In recent months, the United States and the North Atlantic Alliance have pushed for greater security cooperation with the Nordic countries, including Sweden and traditionally neutral Finland. The latter has a 1,300-kilometer long border with Russia, whom the US and NATO view as their key opponent.
On Monday, Finish Defense Minister Jussi Niinisto confirmed that Helsinki plans to sign a defense collaboration agreement with the US before the end of the year. The deal is expected to deepen cooperation in areas, where both countries have already worked together, including military training, information sharing and research.
This comes on the hills of Finland taking part in a working dinner at NATO’s landmark summit in Warsaw for the first time in the country’s history.
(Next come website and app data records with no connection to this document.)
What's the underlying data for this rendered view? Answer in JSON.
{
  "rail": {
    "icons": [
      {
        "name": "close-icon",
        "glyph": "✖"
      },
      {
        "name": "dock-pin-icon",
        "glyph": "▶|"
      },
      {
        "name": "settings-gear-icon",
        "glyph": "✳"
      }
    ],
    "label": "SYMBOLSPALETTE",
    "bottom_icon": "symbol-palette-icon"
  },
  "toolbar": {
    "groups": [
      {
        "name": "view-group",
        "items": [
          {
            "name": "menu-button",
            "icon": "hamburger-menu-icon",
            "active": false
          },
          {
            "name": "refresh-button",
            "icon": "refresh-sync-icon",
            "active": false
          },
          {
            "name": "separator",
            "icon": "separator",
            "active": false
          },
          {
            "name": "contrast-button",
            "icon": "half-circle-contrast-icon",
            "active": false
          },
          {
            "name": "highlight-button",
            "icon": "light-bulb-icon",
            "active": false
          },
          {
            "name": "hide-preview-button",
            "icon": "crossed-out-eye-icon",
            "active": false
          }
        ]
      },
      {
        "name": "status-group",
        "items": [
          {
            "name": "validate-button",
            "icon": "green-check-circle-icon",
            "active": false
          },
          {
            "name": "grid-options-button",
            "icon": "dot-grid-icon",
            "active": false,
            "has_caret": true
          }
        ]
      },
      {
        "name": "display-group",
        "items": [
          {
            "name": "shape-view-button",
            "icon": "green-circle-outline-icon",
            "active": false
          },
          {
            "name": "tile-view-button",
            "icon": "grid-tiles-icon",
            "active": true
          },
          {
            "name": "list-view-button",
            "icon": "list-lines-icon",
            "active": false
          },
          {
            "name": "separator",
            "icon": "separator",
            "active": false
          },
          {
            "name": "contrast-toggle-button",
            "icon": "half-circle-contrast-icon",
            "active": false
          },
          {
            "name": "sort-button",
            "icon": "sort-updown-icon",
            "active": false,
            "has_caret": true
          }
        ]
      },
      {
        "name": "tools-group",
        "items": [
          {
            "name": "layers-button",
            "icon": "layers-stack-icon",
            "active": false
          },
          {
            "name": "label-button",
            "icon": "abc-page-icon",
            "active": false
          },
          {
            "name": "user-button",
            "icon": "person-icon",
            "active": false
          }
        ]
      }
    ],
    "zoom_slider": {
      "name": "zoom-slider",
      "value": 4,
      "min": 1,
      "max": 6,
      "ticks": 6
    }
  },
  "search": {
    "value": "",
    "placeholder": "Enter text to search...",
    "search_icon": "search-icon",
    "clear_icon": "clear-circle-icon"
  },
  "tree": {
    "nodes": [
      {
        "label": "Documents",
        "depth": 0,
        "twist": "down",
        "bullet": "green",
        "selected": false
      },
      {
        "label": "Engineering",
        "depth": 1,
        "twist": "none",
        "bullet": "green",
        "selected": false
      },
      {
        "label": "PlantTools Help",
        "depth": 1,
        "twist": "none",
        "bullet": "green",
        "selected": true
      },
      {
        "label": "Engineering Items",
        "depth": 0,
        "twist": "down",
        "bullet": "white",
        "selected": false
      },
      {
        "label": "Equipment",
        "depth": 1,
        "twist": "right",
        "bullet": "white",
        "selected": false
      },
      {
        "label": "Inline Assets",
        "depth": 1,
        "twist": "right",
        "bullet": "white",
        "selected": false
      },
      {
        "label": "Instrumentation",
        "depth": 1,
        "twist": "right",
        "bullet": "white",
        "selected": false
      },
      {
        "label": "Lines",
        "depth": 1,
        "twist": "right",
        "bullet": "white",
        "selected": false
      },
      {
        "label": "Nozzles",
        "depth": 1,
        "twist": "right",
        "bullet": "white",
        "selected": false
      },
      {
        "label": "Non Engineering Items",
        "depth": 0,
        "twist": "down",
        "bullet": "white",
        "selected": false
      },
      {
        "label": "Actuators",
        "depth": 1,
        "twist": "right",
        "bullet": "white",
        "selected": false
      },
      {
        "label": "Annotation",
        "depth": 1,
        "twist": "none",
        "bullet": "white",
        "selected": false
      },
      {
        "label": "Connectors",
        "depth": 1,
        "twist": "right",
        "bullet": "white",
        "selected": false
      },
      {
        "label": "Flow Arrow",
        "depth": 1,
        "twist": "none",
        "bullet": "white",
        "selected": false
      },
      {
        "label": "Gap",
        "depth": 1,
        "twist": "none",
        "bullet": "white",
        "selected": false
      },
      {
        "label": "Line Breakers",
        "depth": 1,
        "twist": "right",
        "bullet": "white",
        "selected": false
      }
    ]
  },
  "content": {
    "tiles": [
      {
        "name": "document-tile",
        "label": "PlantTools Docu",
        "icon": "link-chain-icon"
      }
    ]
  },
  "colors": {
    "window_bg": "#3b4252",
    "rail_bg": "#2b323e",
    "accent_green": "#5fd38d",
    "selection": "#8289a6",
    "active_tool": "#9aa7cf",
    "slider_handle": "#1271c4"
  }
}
The Warsaw summit reinforced the alliance’s commitment to increase its military presence in Eastern and Central Europe, as well as the Baltic states to contain the non-existent threat emanating from Russia.
Experts agree that Helsinki does not intend to join the North Atlantic Alliance, but it has retained the option to become a member of the bloc in the future.
In an interview on The John Batchelor Show Stephen F. Cohen, professor emeritus of Russian studies at New York University and Princeton University, said that these developments provide ground to assume that the new Cold War has “become more dangerous” than the last one.
“Remember that Finland was a classic case, along with Austria, of a neutral country during the preceding Cold War. Finland prospered by siding neither with the Soviet Union, nor with NATO. And the security arrangement was just fine for Russia,” he recalled.
Many Finns came to Russia on a 48-hour visa, the professor added.
“I think that Finland is dry or partially dry or was at that time. They would go to what was then Leningrad (now Saint Petersburg) for a long weekend. They’d bring hard currency. The Soviet authorities abetted this. Finns were heavy drinkers. And if you went to Leningrad for the weekend, you saw them,” he explained.
Cohen described Finland’s relationship with the Soviet Union as “very good and very close.” The relations have largely stayed this way following the end of the Cold War, but the new deal between Helsinki and Washington could change that.
The professor referred to the defense collaboration agreement that Finland and the US are intent on signing as a “backup plan” since NATO has so far failed to make Helsinki part of the military bloc.
This bilateral security arrangement with the US “could lead troops to the Russian border,” he added. “That’s evidence that this Cold War is even worse than the last one because Finland stayed out of it. It was a point of détente. It’s gone.”
Russian officials and experts have long insisted that Moscow poses no threat to its neighbors and beyond, flaying NATO for destabilizing Europe with its increased military drills and deployments. In an analysis, published by PolitRussia, Anna Garde suggested that political elites in Scandinavia “have become the latest victims of anti-Russian propaganda.”
“The pivot to the North was sparked by failures on the eastern flank,” she said, adding that since the situation in Ukraine can no longer be used to justify additional military buildup, the bloc has apparently turned to overhyping the non-existent threat from Russian in the Baltic region.